heavily
of skin.

You know
nothing of
Hiroshima.

The Postman Rings Twice

Today the
postman brought
me the riddle
of the Sphinx.
A little later
Oedipus came
along delivering
give-aways. I poked
his eyes out
to save him
future grief.

This afternoon
the postman
called again, a
special delivery
letter. From
Sigmund Freud’s
solicitors, informing
me that the
not-yet-great man
was suing me
for blackening
his fame.
& yet.

Tuesday, October 18, 2005

11.05 a.m. or: Who's Rachmaninoff?

Quick! A last
poem before I
go off my rocker
& the clock ticks
over to 11.06.
Today the
postman brought
me a letter
addressed to
the person who
lived here be-
fore me. We
share the same
name. I don’t
recognise it.

Monday, October 17, 2005

This is no snowjob


Jukka has sent me a minibook of extracts from my Abominable Snowjob post below, interpreted in his inimitable way. 16 images, of which the above is one.
 Posted by Picasa
He thought about it on the train back to Bratislava.

Sunday, October 16, 2005

For Tom Beckett

Today the
postman almost
brought me
a copy of
Proust’s
Remembrance
of Things
Past. I found him
asleep on his
motorcycle
a few
doors down.

The abominable snowjob

(1) A person commits an offence if:
(a) the person intentionally:
(i) makes funds available to another person (whether
directly or indirectly); or
(ii) collects funds for, or on behalf of, another person
(whether directly or indirectly); and
(b) the first-mentioned person is reckless as to whether the other
person will use the funds to facilitate or engage in a terrorist
act.
Penalty: Imprisonment for life.
A couple of weeks ago, the Premiers of the Australian States & the Chief Ministers of the two Territories, all of whom are Labor, held a meeting with the conservative Prime Minister, John Howard, to discuss the new anti-terror laws that the P.M. was going to introduce.

It was a meeting of great depth, that lasted for all of two hours before ending for publicity shots.
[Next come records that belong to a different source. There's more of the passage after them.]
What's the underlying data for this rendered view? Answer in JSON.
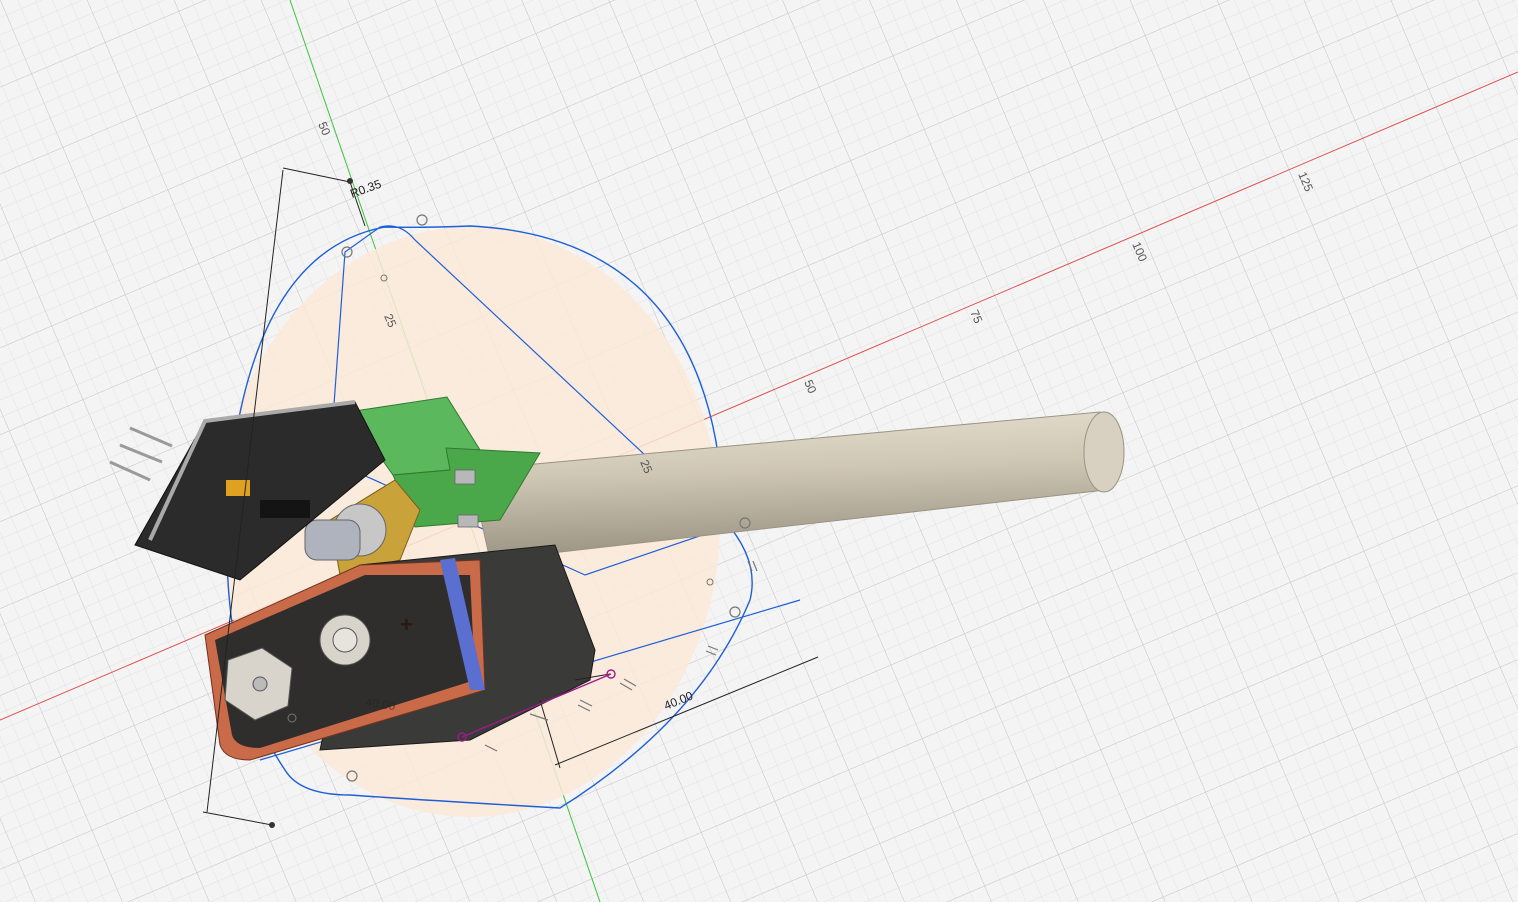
{
  "canvas": {
    "background": "#f4f4f4",
    "grid_minor_color": "#dcdcdc",
    "grid_major_color": "#c8c8c8"
  },
  "axes": {
    "x_color": "#e05050",
    "y_color": "#3cc43c",
    "x_tick_labels": [
      "25",
      "50",
      "75",
      "100",
      "125"
    ],
    "y_tick_labels": [
      "25",
      "50"
    ]
  },
  "sketch": {
    "profile_color": "#1e5fd8",
    "fill_color": "#fbe9d8",
    "constraint_color": "#a01a8a"
  },
  "dimensions": {
    "radius_label": "R0.35",
    "width_label": "40.00",
    "height_label": "40.00"
  },
  "parts": {
    "rod_color": "#c9c0ac",
    "bracket_color": "#5cb85c",
    "battery_body_color": "#3a3a38",
    "battery_accent_color": "#c96a48",
    "battery_band_color": "#5a6fcf",
    "board_color": "#2b2b2b",
    "switch_color": "#c9a23a"
  }
}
It was a boys' meeting - apologies to the Chief Minister of the Northern Territory for lumping her in - of the "my anti-terror laws are bigger than your anti-terror laws" variety.

No-one saw the draft legislation - the P.M. only outlined it - but they all agreed that though the new legislation would be draconian, inherently anti-Muslim, & trod on just about everybody's civil rights, it was "necessary".

Last week the P.M. forwarded to the attendees the draft legislation, marked several times on the first few pages as "DRAFT-IN-CONFIDENCE. This draft is supplied in confidence and should be given appropriate protection."

The Senate is the house of review. It was informed at exactly 4.30 p.m. last Thursday that the legislation was to be introduced into the Lower House soon, & that the Senate report back within three weeks. However, Thursday was the last day of sitting for two weeks, &, under House rules, the Senate cannot vote on any issue on anything introduced on or after 4.30 p.m. on the last day of sitting until the next sitting day. Which is, in this case, October 31. One week at maximum to debate it, to call in outside experts to explain the full ramifications of it. No-one had seen the bill to be introduced, so how the hell could anyone prepare for any serious discussion. It would be kept under wraps for at least two weeks.

But conscience sometimes has a way of bringing things into the light of day. The Chief Minister of the Australian Capital Territory, the area around Canberra, has obviously had second thoughts about his earlier agreement, & promptly posted the draft to his official website. (It's a long PDF, but if anyone wants to read it it's available here.) His reason for doing so was that the legislation was so prohibitive, that there needed to be genuine discussion & debate in the community at large, because there wasn't going to be any allowed in the Parliament.

There are all sorts of provisions for detention without the need to reveal the reasons for detention; it's an offence to let on to anyone that you've been detained; the use of force by Federal Police is frowned upon, but, if an officer feels their life is threatened, then action can be taken of the variety that saw English police shoot dead an innocent Brazilian "bomb suspect".

I took part in the anti-Vietnam War protests just under forty years ago. If this legislation is brought in, & there is no doubt that it will be, I would have serious concerns about taking part in a similar sort of protest today.